In: The Expression of Emotions in Ancient Egypt and Mesopotamia
Author: Ulrike Steinert

internal organs. Only some phrases are free of this ambiguity, such as the “pounding heart” ( libbu+nakādu/tarāku ), which is encountered as a physical sign of life and as an idiom for fear: Gilgamesh Epic VIII  58: he touched his heart ( libbu ), but (felt that) it was not

In: The Expression of Emotions in Ancient Egypt and Mesopotamia

-European was motivated by a split within the preexisting PIE animate gender and that the split was sex-based”, and he notes (as Luraghi does in 2011, though not in 2009b) that Meillet had already proposed in 1931 that the PIE feminine arose within the “common” or “animate” gender: “that the creation of the

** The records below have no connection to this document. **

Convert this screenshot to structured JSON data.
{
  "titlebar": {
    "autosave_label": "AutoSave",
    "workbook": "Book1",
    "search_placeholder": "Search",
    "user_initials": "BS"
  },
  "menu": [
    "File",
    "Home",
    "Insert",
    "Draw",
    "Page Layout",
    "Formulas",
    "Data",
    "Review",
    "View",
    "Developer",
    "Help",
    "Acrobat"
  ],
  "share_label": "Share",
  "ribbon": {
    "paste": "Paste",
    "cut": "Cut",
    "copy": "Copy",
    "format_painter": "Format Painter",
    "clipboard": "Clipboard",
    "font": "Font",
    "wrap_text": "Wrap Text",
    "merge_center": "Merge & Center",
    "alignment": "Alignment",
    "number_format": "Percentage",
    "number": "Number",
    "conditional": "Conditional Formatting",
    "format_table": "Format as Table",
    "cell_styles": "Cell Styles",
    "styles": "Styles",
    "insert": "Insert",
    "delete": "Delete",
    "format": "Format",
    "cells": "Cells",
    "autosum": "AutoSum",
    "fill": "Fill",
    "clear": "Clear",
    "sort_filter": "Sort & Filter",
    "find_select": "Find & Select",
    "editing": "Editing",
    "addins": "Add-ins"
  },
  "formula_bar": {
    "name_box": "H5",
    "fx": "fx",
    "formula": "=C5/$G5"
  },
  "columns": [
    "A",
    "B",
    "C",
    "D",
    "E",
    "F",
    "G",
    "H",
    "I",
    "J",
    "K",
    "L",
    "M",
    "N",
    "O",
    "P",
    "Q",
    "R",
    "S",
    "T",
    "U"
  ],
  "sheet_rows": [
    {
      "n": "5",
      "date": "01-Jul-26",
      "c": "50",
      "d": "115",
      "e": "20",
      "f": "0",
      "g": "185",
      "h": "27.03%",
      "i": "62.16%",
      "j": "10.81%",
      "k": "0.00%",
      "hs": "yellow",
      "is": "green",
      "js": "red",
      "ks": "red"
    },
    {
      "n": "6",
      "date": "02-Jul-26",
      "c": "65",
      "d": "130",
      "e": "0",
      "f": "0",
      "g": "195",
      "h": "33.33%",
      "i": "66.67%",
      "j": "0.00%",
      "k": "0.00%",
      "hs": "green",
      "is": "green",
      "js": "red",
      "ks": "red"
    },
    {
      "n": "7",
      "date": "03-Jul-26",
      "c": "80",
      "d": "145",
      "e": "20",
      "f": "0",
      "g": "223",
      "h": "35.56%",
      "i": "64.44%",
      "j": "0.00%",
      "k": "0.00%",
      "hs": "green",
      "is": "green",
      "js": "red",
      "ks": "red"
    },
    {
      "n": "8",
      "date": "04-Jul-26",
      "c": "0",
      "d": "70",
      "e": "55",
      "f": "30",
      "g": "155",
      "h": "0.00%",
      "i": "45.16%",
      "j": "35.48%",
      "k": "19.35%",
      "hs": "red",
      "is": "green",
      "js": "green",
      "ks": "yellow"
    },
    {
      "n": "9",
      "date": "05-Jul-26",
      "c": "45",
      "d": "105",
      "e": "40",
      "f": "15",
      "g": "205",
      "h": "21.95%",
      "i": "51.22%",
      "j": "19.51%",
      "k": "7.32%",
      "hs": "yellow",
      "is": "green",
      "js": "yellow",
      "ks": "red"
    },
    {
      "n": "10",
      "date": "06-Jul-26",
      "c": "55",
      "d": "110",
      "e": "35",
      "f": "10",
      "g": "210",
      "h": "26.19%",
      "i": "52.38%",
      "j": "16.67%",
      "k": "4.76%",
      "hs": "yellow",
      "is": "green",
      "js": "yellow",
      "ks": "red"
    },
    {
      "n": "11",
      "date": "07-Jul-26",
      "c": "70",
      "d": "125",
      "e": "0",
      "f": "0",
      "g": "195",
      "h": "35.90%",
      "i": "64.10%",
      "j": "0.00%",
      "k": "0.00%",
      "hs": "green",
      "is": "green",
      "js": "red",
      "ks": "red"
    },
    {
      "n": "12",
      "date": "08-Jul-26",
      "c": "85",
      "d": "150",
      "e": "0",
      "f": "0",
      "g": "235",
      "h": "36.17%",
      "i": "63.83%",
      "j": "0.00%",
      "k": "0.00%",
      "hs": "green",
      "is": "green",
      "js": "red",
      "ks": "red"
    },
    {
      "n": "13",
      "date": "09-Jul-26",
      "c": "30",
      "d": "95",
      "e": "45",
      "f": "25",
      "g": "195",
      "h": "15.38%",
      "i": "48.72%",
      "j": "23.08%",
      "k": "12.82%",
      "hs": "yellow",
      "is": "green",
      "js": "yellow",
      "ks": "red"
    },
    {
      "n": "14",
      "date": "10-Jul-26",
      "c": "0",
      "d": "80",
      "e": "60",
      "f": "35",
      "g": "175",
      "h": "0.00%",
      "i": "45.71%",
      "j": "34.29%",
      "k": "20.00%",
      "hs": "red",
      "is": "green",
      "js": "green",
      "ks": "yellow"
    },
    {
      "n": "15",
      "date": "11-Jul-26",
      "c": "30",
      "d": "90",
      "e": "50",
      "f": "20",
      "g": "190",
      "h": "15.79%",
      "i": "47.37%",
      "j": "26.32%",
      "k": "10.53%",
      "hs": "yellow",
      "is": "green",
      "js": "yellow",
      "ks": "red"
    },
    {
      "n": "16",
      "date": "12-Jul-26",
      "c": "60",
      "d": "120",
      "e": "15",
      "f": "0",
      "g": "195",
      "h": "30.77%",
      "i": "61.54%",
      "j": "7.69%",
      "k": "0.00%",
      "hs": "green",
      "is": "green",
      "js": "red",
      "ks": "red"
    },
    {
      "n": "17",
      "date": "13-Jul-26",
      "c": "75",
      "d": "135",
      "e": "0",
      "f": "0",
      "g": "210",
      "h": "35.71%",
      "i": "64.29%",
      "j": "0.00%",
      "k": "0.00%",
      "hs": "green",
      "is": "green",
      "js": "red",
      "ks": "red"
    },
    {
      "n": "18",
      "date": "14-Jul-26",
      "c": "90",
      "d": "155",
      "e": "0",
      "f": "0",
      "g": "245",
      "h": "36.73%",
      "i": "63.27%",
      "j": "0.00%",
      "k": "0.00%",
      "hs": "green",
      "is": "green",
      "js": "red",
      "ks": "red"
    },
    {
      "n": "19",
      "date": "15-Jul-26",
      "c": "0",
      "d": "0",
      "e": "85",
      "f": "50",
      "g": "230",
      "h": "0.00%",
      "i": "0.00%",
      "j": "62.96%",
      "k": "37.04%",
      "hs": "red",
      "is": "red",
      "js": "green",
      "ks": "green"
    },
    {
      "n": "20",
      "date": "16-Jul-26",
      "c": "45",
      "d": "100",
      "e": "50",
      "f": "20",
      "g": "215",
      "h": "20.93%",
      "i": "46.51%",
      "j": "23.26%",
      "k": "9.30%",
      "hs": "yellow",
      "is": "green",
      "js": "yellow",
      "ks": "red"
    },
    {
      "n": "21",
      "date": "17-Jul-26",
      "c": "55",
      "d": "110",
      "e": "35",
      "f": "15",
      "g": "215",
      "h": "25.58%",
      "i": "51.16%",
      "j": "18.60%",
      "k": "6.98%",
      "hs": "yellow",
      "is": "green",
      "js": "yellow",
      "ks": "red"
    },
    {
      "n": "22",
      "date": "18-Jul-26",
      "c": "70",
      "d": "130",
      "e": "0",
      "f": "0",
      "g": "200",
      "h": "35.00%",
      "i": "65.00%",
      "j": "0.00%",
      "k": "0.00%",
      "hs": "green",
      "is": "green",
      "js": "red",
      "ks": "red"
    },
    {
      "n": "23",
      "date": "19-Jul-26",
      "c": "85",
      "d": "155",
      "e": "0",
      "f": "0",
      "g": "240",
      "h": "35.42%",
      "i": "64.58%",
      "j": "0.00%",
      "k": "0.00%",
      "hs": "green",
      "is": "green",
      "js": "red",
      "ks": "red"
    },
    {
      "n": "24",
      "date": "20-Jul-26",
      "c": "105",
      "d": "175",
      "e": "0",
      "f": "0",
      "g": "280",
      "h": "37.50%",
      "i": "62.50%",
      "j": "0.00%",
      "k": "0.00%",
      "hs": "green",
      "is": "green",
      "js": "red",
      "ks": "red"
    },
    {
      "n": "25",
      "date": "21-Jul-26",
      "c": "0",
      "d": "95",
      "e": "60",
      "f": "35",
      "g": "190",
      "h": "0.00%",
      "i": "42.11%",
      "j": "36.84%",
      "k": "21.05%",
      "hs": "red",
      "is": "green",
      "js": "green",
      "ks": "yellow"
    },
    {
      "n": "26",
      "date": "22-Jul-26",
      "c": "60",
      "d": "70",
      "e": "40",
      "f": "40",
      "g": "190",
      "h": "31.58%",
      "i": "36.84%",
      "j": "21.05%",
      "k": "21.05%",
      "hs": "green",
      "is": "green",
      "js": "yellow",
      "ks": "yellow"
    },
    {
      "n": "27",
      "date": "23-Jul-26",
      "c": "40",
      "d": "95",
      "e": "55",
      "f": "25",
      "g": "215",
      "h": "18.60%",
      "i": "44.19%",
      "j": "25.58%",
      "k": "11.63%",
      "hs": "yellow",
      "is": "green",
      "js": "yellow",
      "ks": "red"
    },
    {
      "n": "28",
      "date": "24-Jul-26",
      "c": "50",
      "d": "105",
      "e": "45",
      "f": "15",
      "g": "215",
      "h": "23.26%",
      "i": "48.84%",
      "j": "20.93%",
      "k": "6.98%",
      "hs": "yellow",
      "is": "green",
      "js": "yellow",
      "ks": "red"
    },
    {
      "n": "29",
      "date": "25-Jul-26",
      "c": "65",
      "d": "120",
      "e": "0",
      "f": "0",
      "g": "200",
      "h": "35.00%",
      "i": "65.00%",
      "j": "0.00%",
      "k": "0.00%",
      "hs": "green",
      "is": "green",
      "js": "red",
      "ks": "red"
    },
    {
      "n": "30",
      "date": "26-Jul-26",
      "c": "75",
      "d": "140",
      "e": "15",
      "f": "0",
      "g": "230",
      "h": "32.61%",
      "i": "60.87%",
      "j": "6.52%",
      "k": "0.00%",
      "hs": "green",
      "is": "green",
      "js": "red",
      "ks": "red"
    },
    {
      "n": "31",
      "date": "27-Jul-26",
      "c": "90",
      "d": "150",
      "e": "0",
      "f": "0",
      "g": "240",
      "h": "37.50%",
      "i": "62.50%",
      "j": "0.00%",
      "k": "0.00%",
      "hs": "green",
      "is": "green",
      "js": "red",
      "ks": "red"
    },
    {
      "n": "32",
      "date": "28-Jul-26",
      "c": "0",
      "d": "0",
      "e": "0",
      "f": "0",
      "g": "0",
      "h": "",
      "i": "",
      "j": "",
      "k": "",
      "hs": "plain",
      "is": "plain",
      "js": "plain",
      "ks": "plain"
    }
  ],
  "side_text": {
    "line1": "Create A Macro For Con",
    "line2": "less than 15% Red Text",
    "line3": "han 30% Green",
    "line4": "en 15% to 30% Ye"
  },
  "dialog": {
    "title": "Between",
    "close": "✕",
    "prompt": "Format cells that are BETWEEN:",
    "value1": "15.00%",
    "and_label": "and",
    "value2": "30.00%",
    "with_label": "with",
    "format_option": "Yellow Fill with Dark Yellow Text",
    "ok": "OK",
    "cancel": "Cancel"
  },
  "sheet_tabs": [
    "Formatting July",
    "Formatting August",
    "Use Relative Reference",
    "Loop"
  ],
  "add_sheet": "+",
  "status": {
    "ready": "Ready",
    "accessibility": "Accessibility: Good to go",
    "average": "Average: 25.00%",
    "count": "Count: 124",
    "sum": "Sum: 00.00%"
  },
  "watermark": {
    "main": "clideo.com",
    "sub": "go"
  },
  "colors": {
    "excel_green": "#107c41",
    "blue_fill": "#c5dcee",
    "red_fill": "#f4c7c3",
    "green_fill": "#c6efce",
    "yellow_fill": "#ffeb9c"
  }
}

In: Hrozný and Hittite
Author: I. Tzvi Abusch

1 The Basis of Mesopotamian Religiosity Mesopotamian religion is attested in written texts for the first three thousand years of recorded history. * All the same we would begin with a few words about the early Mesopotamian view of human life, the gods, and the city. It should be noted that

In: Essays on Babylonian and Biblical Literature and Religion
Author: I. Tzvi Abusch

derives from his rootedness in the temple. The connection between the god’s relation to temple and his relation to people is expressed first of all by the juxtaposition of temple and mankind: Lover of Ezida, preserver of life, Lone one of Emaḫtila, multiplier of living. The two are thus put on a

In: Essays on Babylonian and Biblical Literature and Religion
Author: Tzvi Abusch

religion. Therefore, in a Mesopotamian context, witchcraft refers not to magical behavior as such, but to inimical behavior, that is, to the practice of magic for antisocial and destructive purposes (though, as we shall note later, not all behavior so labeled was, in fact, motivated by evil intentions

In: Further Studies on Mesopotamian Witchcraft Beliefs and Literature
Author: I. Tzvi Abusch

], traditional herbal therapy [ asûtu ], or a combination of the two.) For the individual Mesopotamian, magic remained the major means of asserting control over the uncertainties and vagaries of life. Accordingly, magic treats illness and other such life difficulties and transitions; these personal crises may

In: Essays on Babylonian and Biblical Literature and Religion
Author: Tzvi Abusch

approach that designates ancient patterns of behavior and belief according to modern categories and views zikurrudâ purely in pathological terms fails to take account of the fact that some diseases are a function of cultural beliefs that motivate behavior, behavior that may seem bizarre to us but

In: Further Studies on Mesopotamian Witchcraft Beliefs and Literature

with active involvement in Emarite affairs in two documents. 102 One is a living testament, which was concluded in front of Šaḫurunuwa and bears his royal seal. 103 As nothing in the text reveals why the king of Karkamiš was involved in such a quotidian legal matter, we might assume that the

In: The Politics of Ritual Change

organization, ignoring immediate or popular societal demands. 56 Mother Irini could have renovated the convent in Cairo, restored respect for the patron saint Abu Saifein, and guided her nuns in living a cloistered well-regimented life. However, her vision transcended the immediate needs of the nuns. Mother

In: Copts in Modernity